An anonymous user operating a computer traced to Stamford, Conn. — home to World Wrestling Entertainment — posted an entry to pro wrestler Chris Benoit’s biography on Wikipedia.org announcing the death of his wife Nancy at least 13 hours before police in suburban Atlanta said they found her body along with her husband’s and that of their 7-year-old son, FOXNews.com has learned.Employees at Wikipedia.org said the posting went live on their site on Monday at 12:01 a.m. Eastern Standard Time. Police, however, said they found the bodies Monday at 2:30 p.m. EDT.
To make the whole situation even stranger, the entry was taken off an hour after it was posted requiring that the user site news sources. An hour later the entry was edited again, this time through an Australian wireless provider, “which according to several pro wrestling websites is attributed to the passing of Benoit’s wife, Nancy.” Again the entry was removed asking for a valid news source. This all happened hours before police even got to the house.
This brings up so many issues which I will refrain from musing on until more comes out on the story. Suffice to say if you are ever editing Wikipedia and come across something that hasn’t yet happened you should think twice before freezing it pending the source being cited. It’s possible that the “source” is the perpetrator.
Update: We’ll the simplest answer is often the correct one as it was here.
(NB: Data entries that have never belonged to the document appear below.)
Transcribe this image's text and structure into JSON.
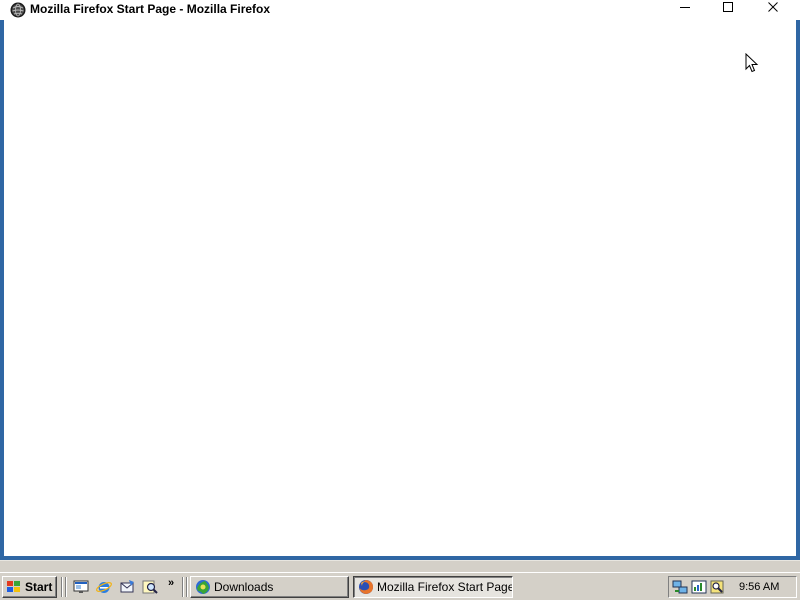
{
  "window": {
    "title": "Mozilla Firefox Start Page - Mozilla Firefox",
    "app_icon": "firefox-globe-icon",
    "controls": {
      "minimize_icon": "minimize-icon",
      "maximize_icon": "maximize-icon",
      "close_icon": "close-icon"
    }
  },
  "taskbar": {
    "start_label": "Start",
    "start_icon": "windows-flag-icon",
    "quick_launch": [
      {
        "icon": "show-desktop-icon"
      },
      {
        "icon": "internet-explorer-icon"
      },
      {
        "icon": "outlook-express-icon"
      },
      {
        "icon": "search-icon"
      }
    ],
    "quick_launch_more": "»",
    "tasks": [
      {
        "label": "Downloads",
        "icon": "firefox-downloads-icon",
        "active": false
      },
      {
        "label": "Mozilla Firefox Start Page...",
        "icon": "firefox-icon",
        "active": true
      }
    ],
    "tray": {
      "icons": [
        "network-icon",
        "volume-icon",
        "security-icon"
      ],
      "clock": "9:56 AM"
    }
  },
  "colors": {
    "desktop_blue": "#3a6ea5",
    "window_frame": "#2f67a4",
    "taskbar_gray": "#d4d0c8"
  }
}
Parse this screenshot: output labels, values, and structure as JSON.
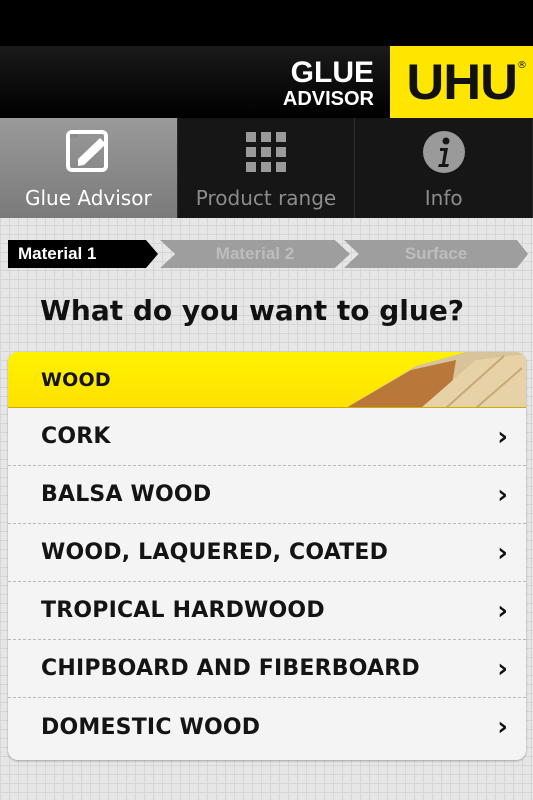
{
  "app": {
    "logo_line1": "GLUE",
    "logo_line2": "ADVISOR",
    "brand": "UHU",
    "brand_mark": "®",
    "accent_color": "#ffe600"
  },
  "tabs": [
    {
      "label": "Glue Advisor",
      "icon": "pencil-note-icon",
      "active": true
    },
    {
      "label": "Product range",
      "icon": "grid-icon",
      "active": false
    },
    {
      "label": "Info",
      "icon": "info-icon",
      "active": false
    }
  ],
  "steps": [
    {
      "label": "Material 1",
      "active": true
    },
    {
      "label": "Material 2",
      "active": false
    },
    {
      "label": "Surface",
      "active": false
    }
  ],
  "question": "What do you want to glue?",
  "category": "WOOD",
  "materials": [
    "CORK",
    "BALSA WOOD",
    "WOOD, LAQUERED, COATED",
    "TROPICAL HARDWOOD",
    "CHIPBOARD AND FIBERBOARD",
    "DOMESTIC WOOD"
  ],
  "chevron": "›"
}
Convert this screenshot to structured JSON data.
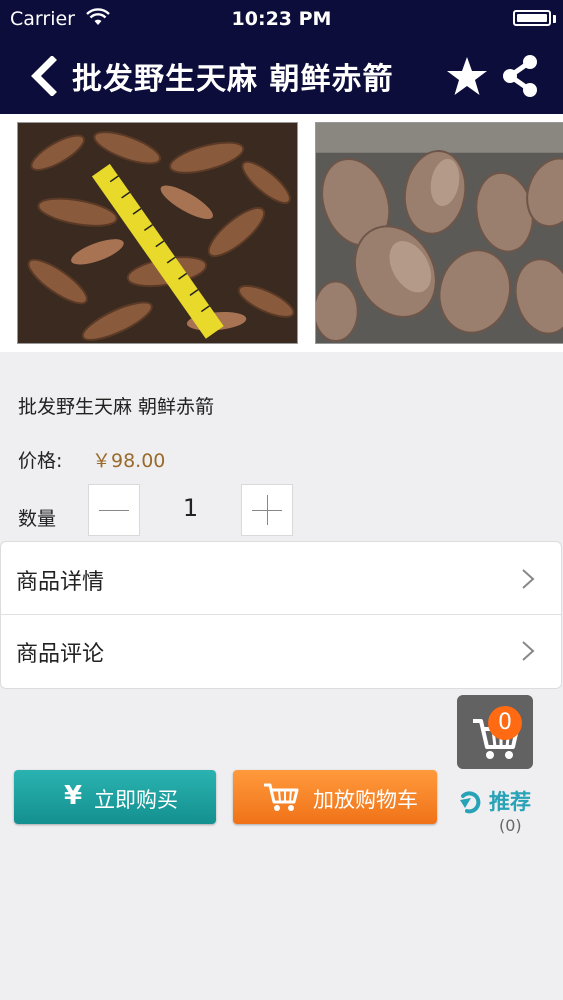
{
  "status_bar": {
    "carrier": "Carrier",
    "time": "10:23 PM"
  },
  "nav": {
    "title": "批发野生天麻 朝鲜赤箭",
    "back_icon": "chevron-left-icon",
    "favorite_icon": "star-icon",
    "share_icon": "share-icon"
  },
  "product": {
    "name": "批发野生天麻 朝鲜赤箭",
    "price_label": "价格:",
    "price_value": "￥98.00",
    "quantity_label": "数量",
    "quantity_value": "1"
  },
  "menu": {
    "items": [
      {
        "label": "商品详情"
      },
      {
        "label": "商品评论"
      }
    ]
  },
  "cart_float": {
    "count": "0"
  },
  "actions": {
    "buy_label": "立即购买",
    "buy_icon_text": "¥",
    "add_cart_label": "加放购物车"
  },
  "recommend": {
    "label": "推荐",
    "count": "(0)"
  },
  "colors": {
    "nav_bg": "#0c0d3a",
    "price": "#9a6a2c",
    "buy_button": "#1ba3a2",
    "cart_button": "#f6852a",
    "badge": "#ff6a12",
    "recommend": "#27a2b7"
  }
}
The Wikipedia poster has come forward and was nothing more than a fan posting a rumor he had been hearing. Story here. We’ll have to wait for another time to see if someone creates or modifies a Wikipedia entry to ensure that their act is presented in what they consider to be the proper manner.
Fred Wilson on what beats email…
I’ve said it before on this blog. Spam has ruined email for the youth generation. They may adopt email at some point when they reach the workforce, but it will never be the messaging system of choice for them.
Site messaging (particularly in social networks) is incredibly popular among the younger crowd. The permissioning system is their social network and so they value the messages they get. They’ve been filtered. There’s no porn spam on facebook.
Instant messaging remains a popular option and at times its useful. But real time communication has its limits. It demands your attention and I think anything that demands permanent attention is suboptimal in this technology driven partial attention world we live in.
Blogging is a lot like social networking but without the permissioning filter of the social network. It’s useful and as many readers have found, one of the best ways to reach me is via a well articulated comment on this blog. Those rarely go unanswered. Funny enough the messaging system I prefer for those replies is email.
Notice the complete absence of even mentioning “voice” communications? It’s not that I disagree but instead how amazing how quickly voice communications has completely dropped off the radar so much so that it doesn’t even warrant inclusion in an article on communication. Meanwhile Twitter is referenced twice (in the full post that is).
Since you are reading this as a blog post (possibly in your RSS reader), I’ll count that as a vote for blogging as a communication tool. Also I view email combined with a Blackberry to be fundamentally different than email without. Email spam is indeed a continued issue but one that is largely under control–at least for me and at least now.